Nature

Elusive Butterflies

In 1966, singer/songwriter Bob Lind had a hit song: “Elusive Butterfly.”  Yup, he was talking about the elusive butterfly of love.  But real butterflies can be right under your nose and you might not even realize it.

Fall is here.  Our flower gardens are winding down.  Look close at some of your flower heads and herbs — you may discover elusive butterflies that you’ve never noticed before.

This year was the first year I planted Milkweed — a butterfly favorite, especially with the Monarchs.  My plant was loaded with them!  You can bet I’ll be adding more Milkweed plants come next spring.

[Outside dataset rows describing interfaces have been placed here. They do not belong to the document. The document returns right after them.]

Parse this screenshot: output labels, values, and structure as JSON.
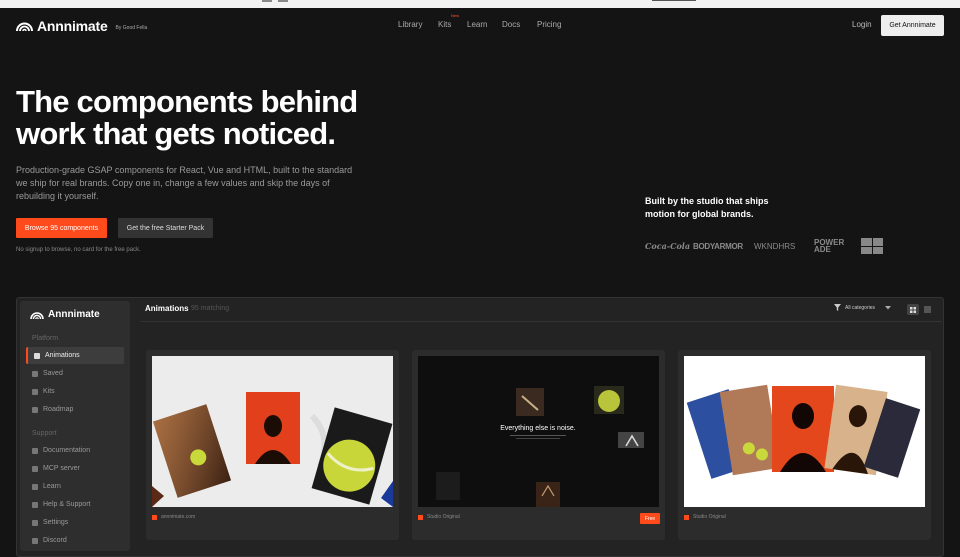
{
  "nav": {
    "logo": "Annnimate",
    "by": "By Good Fella",
    "links": [
      "Library",
      "Kits",
      "Learn",
      "Docs",
      "Pricing"
    ],
    "kits_badge": "New",
    "login": "Login",
    "cta": "Get Annnimate"
  },
  "hero": {
    "title": "The components behind work that gets noticed.",
    "description": "Production-grade GSAP components for React, Vue and HTML, built to the standard we ship for real brands. Copy one in, change a few values and skip the days of rebuilding it yourself.",
    "primary_button": "Browse 95 components",
    "secondary_button": "Get the free Starter Pack",
    "note": "No signup to browse, no card for the free pack.",
    "studio_text": "Built by the studio that ships motion for global brands.",
    "brands": [
      "Coca-Cola",
      "BODYARMOR",
      "WKNDHRS",
      "POWER ADE"
    ]
  },
  "app": {
    "logo": "Annnimate",
    "sections": [
      {
        "label": "Platform",
        "items": [
          "Animations",
          "Saved",
          "Kits",
          "Roadmap"
        ]
      },
      {
        "label": "Support",
        "items": [
          "Documentation",
          "MCP server",
          "Learn",
          "Help & Support",
          "Settings",
          "Discord"
        ]
      }
    ],
    "main_title": "Animations",
    "count": "95 matching",
    "filter": "All categories",
    "cards": [
      {
        "label": "annnimate.com",
        "thumb_text": "",
        "badge": ""
      },
      {
        "label": "Studio Original",
        "thumb_text": "Everything else is noise.",
        "badge": "Free"
      },
      {
        "label": "Studio Original",
        "thumb_text": "",
        "badge": ""
      }
    ]
  },
  "colors": {
    "accent": "#ff4a1c",
    "background": "#141414",
    "panel": "#232323"
  }
}
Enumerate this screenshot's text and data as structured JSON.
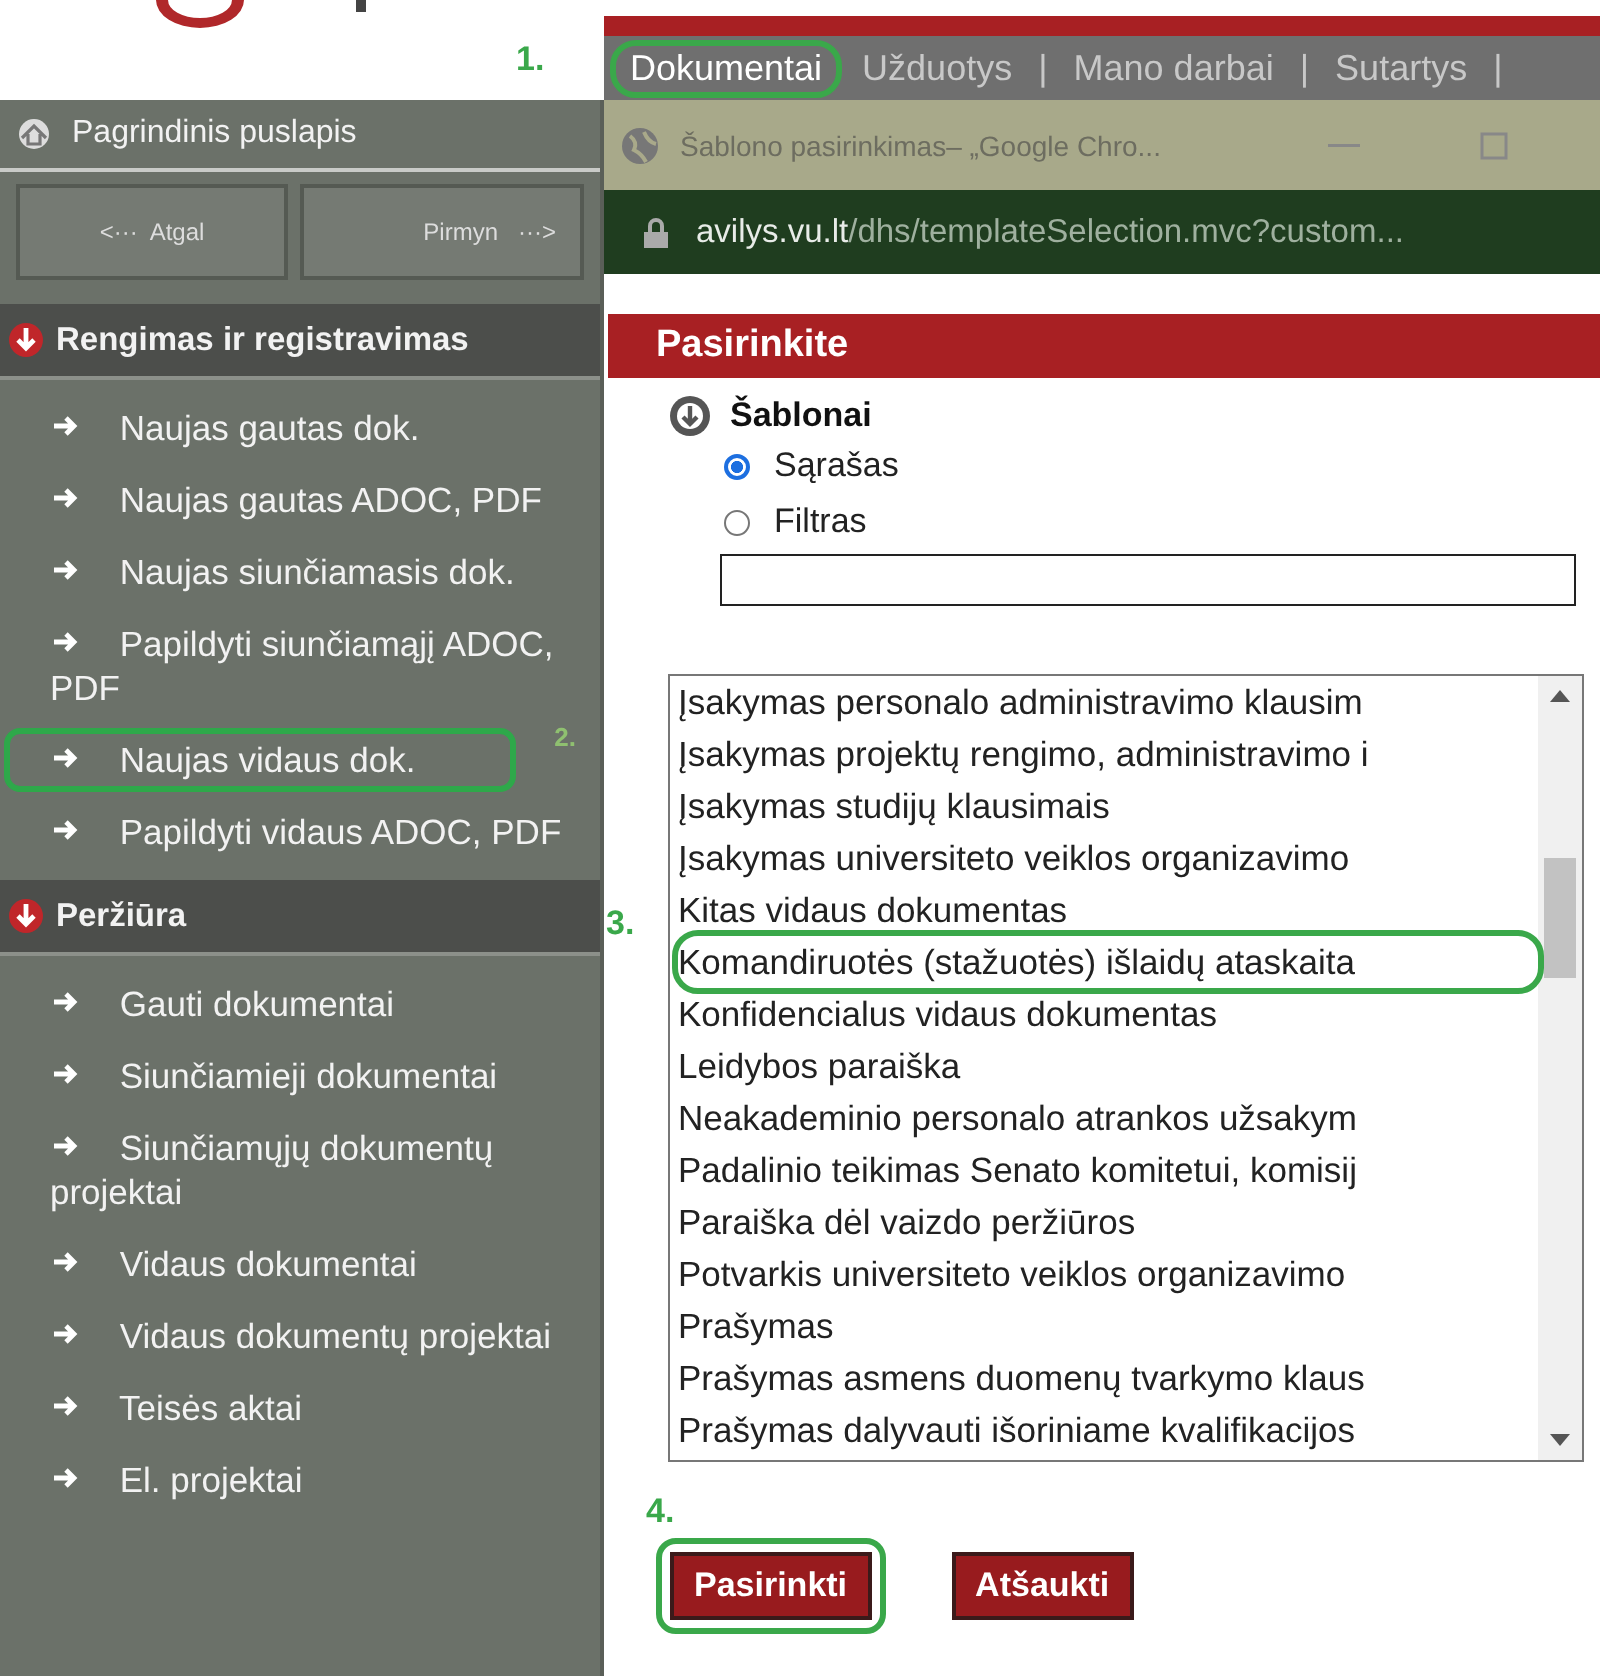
{
  "header": {
    "step": "1."
  },
  "top_nav": {
    "separator": "|",
    "tabs": [
      {
        "label": "Dokumentai",
        "selected": true,
        "highlighted": true
      },
      {
        "label": "Užduotys",
        "selected": false,
        "highlighted": false
      },
      {
        "label": "Mano darbai",
        "selected": false,
        "highlighted": false
      },
      {
        "label": "Sutartys",
        "selected": false,
        "highlighted": false
      }
    ]
  },
  "sidebar": {
    "home": "Pagrindinis puslapis",
    "back": {
      "arrow": "<···",
      "label": "Atgal"
    },
    "forward": {
      "label": "Pirmyn",
      "arrow": "···>"
    },
    "sections": [
      {
        "title": "Rengimas ir registravimas",
        "items": [
          {
            "label": "Naujas gautas dok.",
            "highlighted": false
          },
          {
            "label": "Naujas gautas ADOC, PDF",
            "highlighted": false
          },
          {
            "label": "Naujas siunčiamasis dok.",
            "highlighted": false
          },
          {
            "label": "Papildyti siunčiamąjį ADOC, PDF",
            "highlighted": false
          },
          {
            "label": "Naujas vidaus dok.",
            "highlighted": true,
            "step": "2."
          },
          {
            "label": "Papildyti vidaus ADOC, PDF",
            "highlighted": false
          }
        ]
      },
      {
        "title": "Peržiūra",
        "items": [
          {
            "label": "Gauti dokumentai",
            "highlighted": false
          },
          {
            "label": "Siunčiamieji dokumentai",
            "highlighted": false
          },
          {
            "label": "Siunčiamųjų dokumentų projektai",
            "highlighted": false
          },
          {
            "label": "Vidaus dokumentai",
            "highlighted": false
          },
          {
            "label": "Vidaus dokumentų projektai",
            "highlighted": false
          },
          {
            "label": "Teisės aktai",
            "highlighted": false
          },
          {
            "label": "El. projektai",
            "highlighted": false
          }
        ]
      }
    ]
  },
  "popup": {
    "window_title": "Šablono pasirinkimas– „Google Chro...",
    "address": {
      "domain": "avilys.vu.lt",
      "path": "/dhs/templateSelection.mvc?custom..."
    },
    "heading": "Pasirinkite",
    "section": "Šablonai",
    "modes": [
      {
        "label": "Sąrašas",
        "selected": true
      },
      {
        "label": "Filtras",
        "selected": false
      }
    ],
    "templates": [
      {
        "label": "Įsakymas personalo administravimo klausim",
        "highlighted": false
      },
      {
        "label": "Įsakymas projektų rengimo, administravimo i",
        "highlighted": false
      },
      {
        "label": "Įsakymas studijų klausimais",
        "highlighted": false
      },
      {
        "label": "Įsakymas universiteto veiklos organizavimo",
        "highlighted": false
      },
      {
        "label": "Kitas vidaus dokumentas",
        "highlighted": false
      },
      {
        "label": "Komandiruotės (stažuotės) išlaidų ataskaita",
        "highlighted": true,
        "step": "3."
      },
      {
        "label": "Konfidencialus vidaus dokumentas",
        "highlighted": false
      },
      {
        "label": "Leidybos paraiška",
        "highlighted": false
      },
      {
        "label": "Neakademinio personalo atrankos užsakym",
        "highlighted": false
      },
      {
        "label": "Padalinio teikimas Senato komitetui, komisij",
        "highlighted": false
      },
      {
        "label": "Paraiška dėl vaizdo peržiūros",
        "highlighted": false
      },
      {
        "label": "Potvarkis universiteto veiklos organizavimo",
        "highlighted": false
      },
      {
        "label": "Prašymas",
        "highlighted": false
      },
      {
        "label": "Prašymas asmens duomenų tvarkymo klaus",
        "highlighted": false
      },
      {
        "label": "Prašymas dalyvauti išoriniame kvalifikacijos",
        "highlighted": false
      }
    ],
    "buttons": [
      {
        "label": "Pasirinkti",
        "highlighted": true,
        "step": "4."
      },
      {
        "label": "Atšaukti",
        "highlighted": false
      }
    ]
  }
}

Did you know that butterflies love many herb flowers?

Fall (and spring) can be a good time to add parsley to your garden.  Parsley can serve as a host plant for butterflies.  Here in Northern Virginia, my parsley has made it through almost every winter – and is always still around in time to garnish my holiday turkey!  Try growing parsley in a somewhat protected area (with sun) and you may be able to enjoy it all year round.

Do you have flowers on your fennel and dill plants?  Check them out to see if Swallowtail butterflies are checking in!  Fennel and dill grow well side by side, double bang for your butterfly buck.

Balms are another butterfly favorite.  Monarchs particularly are fond of bee balm, and the glorious red or pink flowers that emerge in fall will add a pop of color to your garden when most flowers are winding down.  Want to attract an assortment of butterflies?  Different balms will attract different types of butterflies, so planting a variety of balms will provide you with a parade of butterflies.

Another butterfly favorite are the flowers from lavender plants (see post under nature categorylovely lavender).

I’ve never seen this mentioned in any of my butterfly research, but when I went outside to pluck some fresh basil for my dinner, I spotted 3 monarchs making themselves quite comfortable among the basil flowers.   One flew off to a Milkweed plant, but the other 2 monarchs stayed on my basil plant for two days.  This is one of them visiting the flowers on my container basil plant.

Bottom line:  Pay close attention to your herbs and other plants, particularly if they are flowering.  DON’T pinch/deadhead the plants and you may discover a whole new world of beautiful butterflies within your grasp.

Make a log or journal of which plants are hosting these delicate wonders so when spring comes next year you’ll know which herbs and flowers to load up on.

The best things in life are truly free and butterflies are one of them!